Detroit bankruptcy in legal jeopardy after ruling

THE CITY of Detroit’s legal application to go bankrupt has been put under threat by a local judge who has ruled that the attempt is unconstitutional.

Michigan’s attorney general, Bill Schuette, will appeal the order, made by a country circuit judge, Rosemary Aquilina. She claims that retirement benefits may be reduced by proceedings in a federal bankruptcy court, which is illegal under the state’s law.

For the city to successfully apply to default, it must prove to a court that it has explored alternatives to honour its obligations to creditors and continue making statutory payments to retirees.

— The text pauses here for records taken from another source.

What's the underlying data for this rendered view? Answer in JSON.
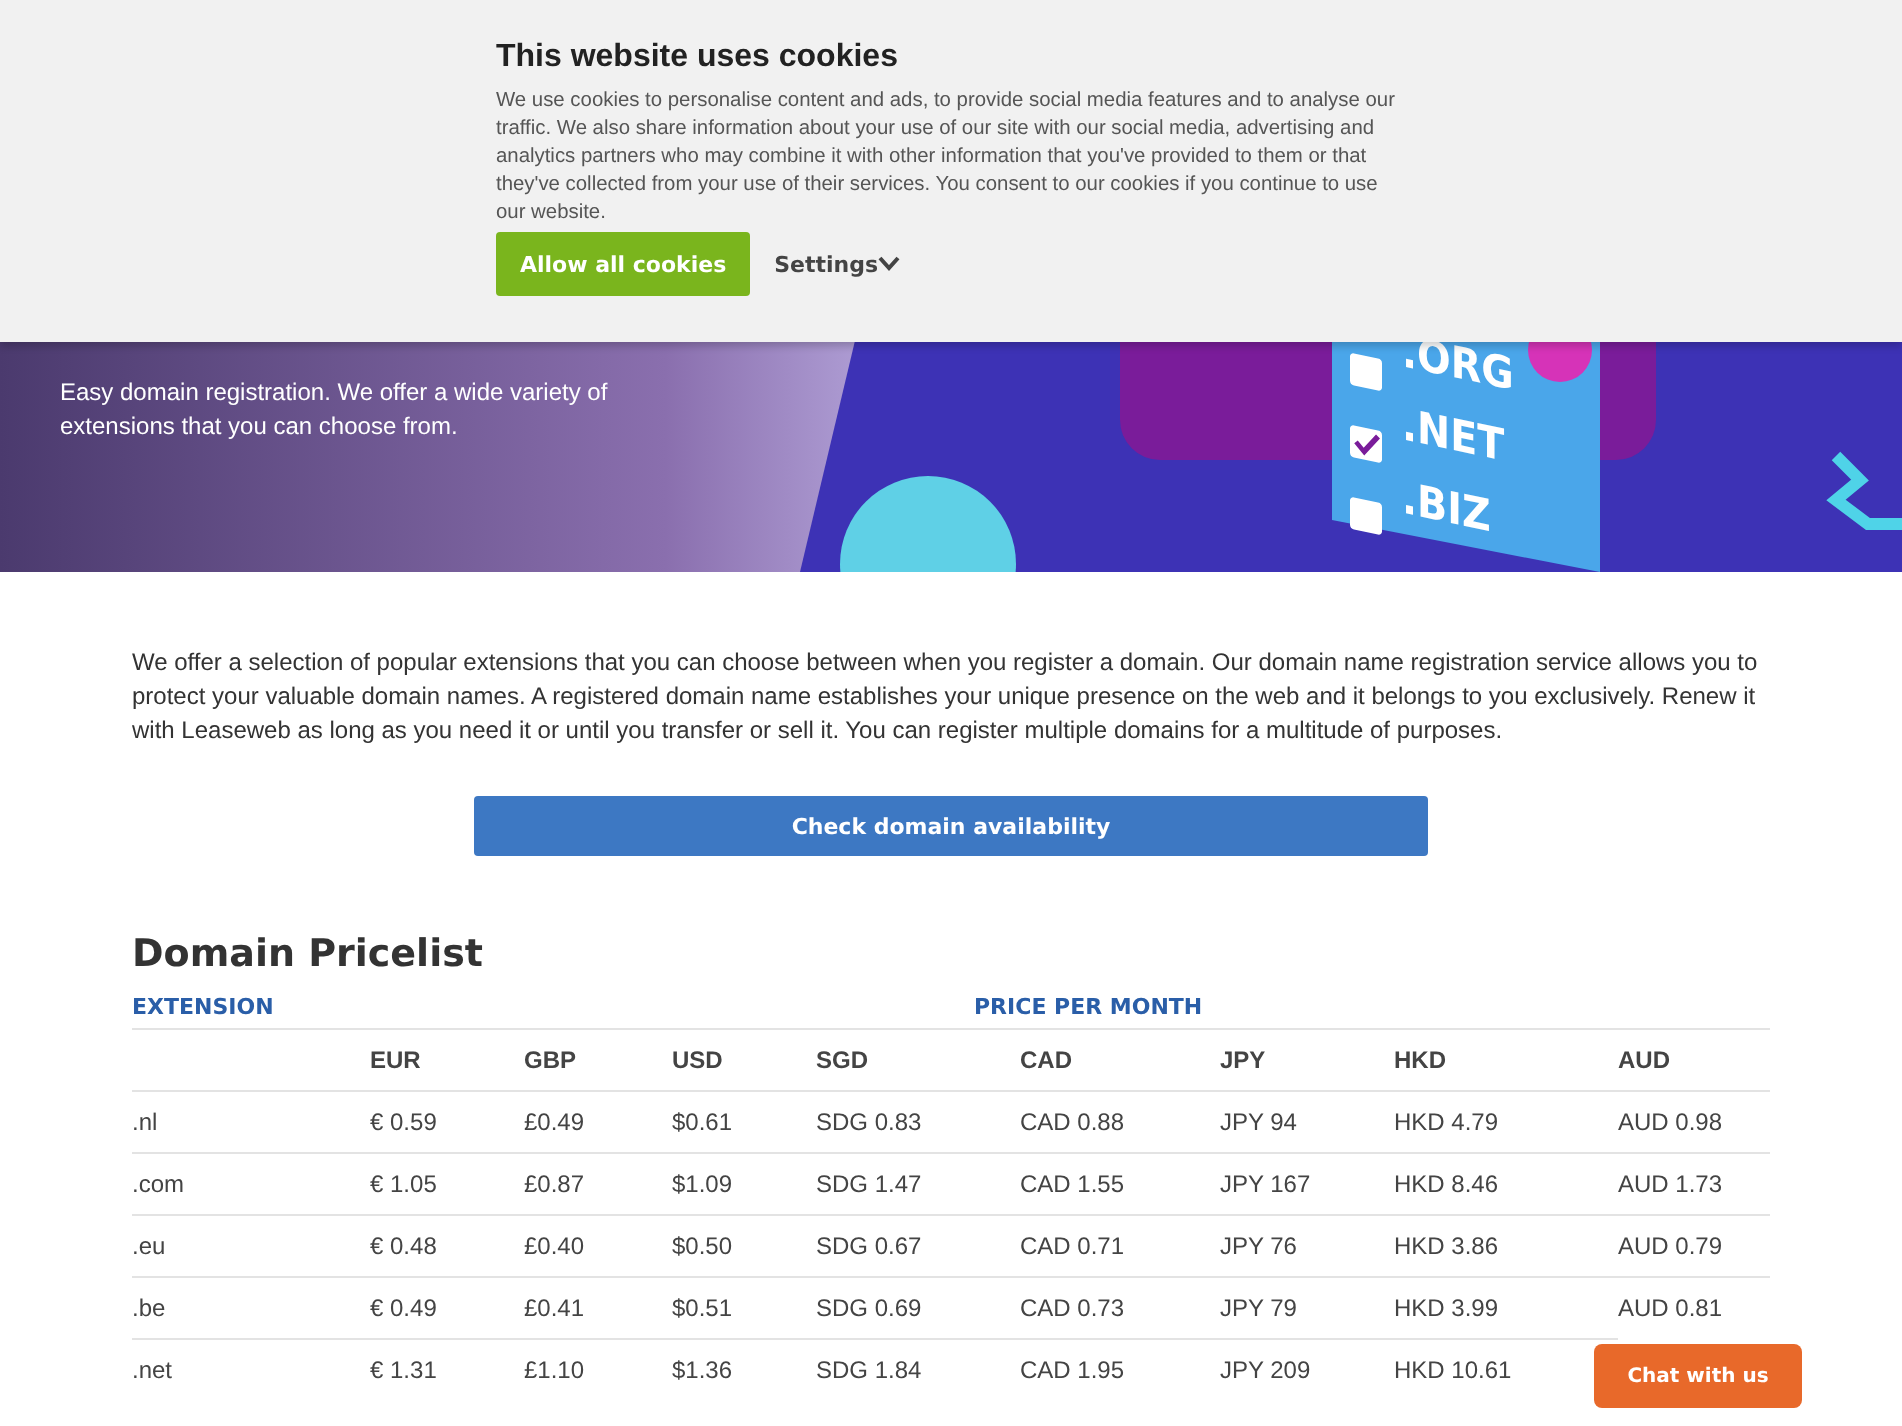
{
  "cookie_banner": {
    "title": "This website uses cookies",
    "text": "We use cookies to personalise content and ads, to provide social media features and to analyse our traffic. We also share information about your use of our site with our social media, advertising and analytics partners who may combine it with other information that you've provided to them or that they've collected from your use of their services. You consent to our cookies if you continue to use our website.",
    "allow_button": "Allow all cookies",
    "settings_button": "Settings",
    "settings_expanded": false
  },
  "hero": {
    "subtitle": "Easy domain registration. We offer a wide variety of extensions that you can choose from.",
    "illustration_labels": [
      {
        "label": ".ORG",
        "checked": false
      },
      {
        "label": ".NET",
        "checked": true
      },
      {
        "label": ".BIZ",
        "checked": false
      }
    ]
  },
  "intro": "We offer a selection of popular extensions that you can choose between when you register a domain. Our domain name registration service allows you to protect your valuable domain names. A registered domain name establishes your unique presence on the web and it belongs to you exclusively. Renew it with Leaseweb as long as you need it or until you transfer or sell it. You can register multiple domains for a multitude of purposes.",
  "check_button": "Check domain availability",
  "pricelist": {
    "title": "Domain Pricelist",
    "group_headers": [
      "EXTENSION",
      "PRICE PER MONTH"
    ],
    "columns": [
      "",
      "EUR",
      "GBP",
      "USD",
      "SGD",
      "CAD",
      "JPY",
      "HKD",
      "AUD"
    ],
    "rows": [
      [
        ".nl",
        "€ 0.59",
        "£0.49",
        "$0.61",
        "SDG 0.83",
        "CAD 0.88",
        "JPY 94",
        "HKD 4.79",
        "AUD 0.98"
      ],
      [
        ".com",
        "€ 1.05",
        "£0.87",
        "$1.09",
        "SDG 1.47",
        "CAD 1.55",
        "JPY 167",
        "HKD 8.46",
        "AUD 1.73"
      ],
      [
        ".eu",
        "€ 0.48",
        "£0.40",
        "$0.50",
        "SDG 0.67",
        "CAD 0.71",
        "JPY 76",
        "HKD 3.86",
        "AUD 0.79"
      ],
      [
        ".be",
        "€ 0.49",
        "£0.41",
        "$0.51",
        "SDG 0.69",
        "CAD 0.73",
        "JPY 79",
        "HKD 3.99",
        "AUD 0.81"
      ],
      [
        ".net",
        "€ 1.31",
        "£1.10",
        "$1.36",
        "SDG 1.84",
        "CAD 1.95",
        "JPY 209",
        "HKD 10.61"
      ]
    ]
  },
  "chat_button": "Chat with us"
}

Detroit has lost over a quarter of its population since the millennium, and suffers from lower incomes and higher unemployment than the US average. With large responsibilities to bondholders, the city’s dwindling tax base has been insufficient to fund responsibilities taken out in earlier years.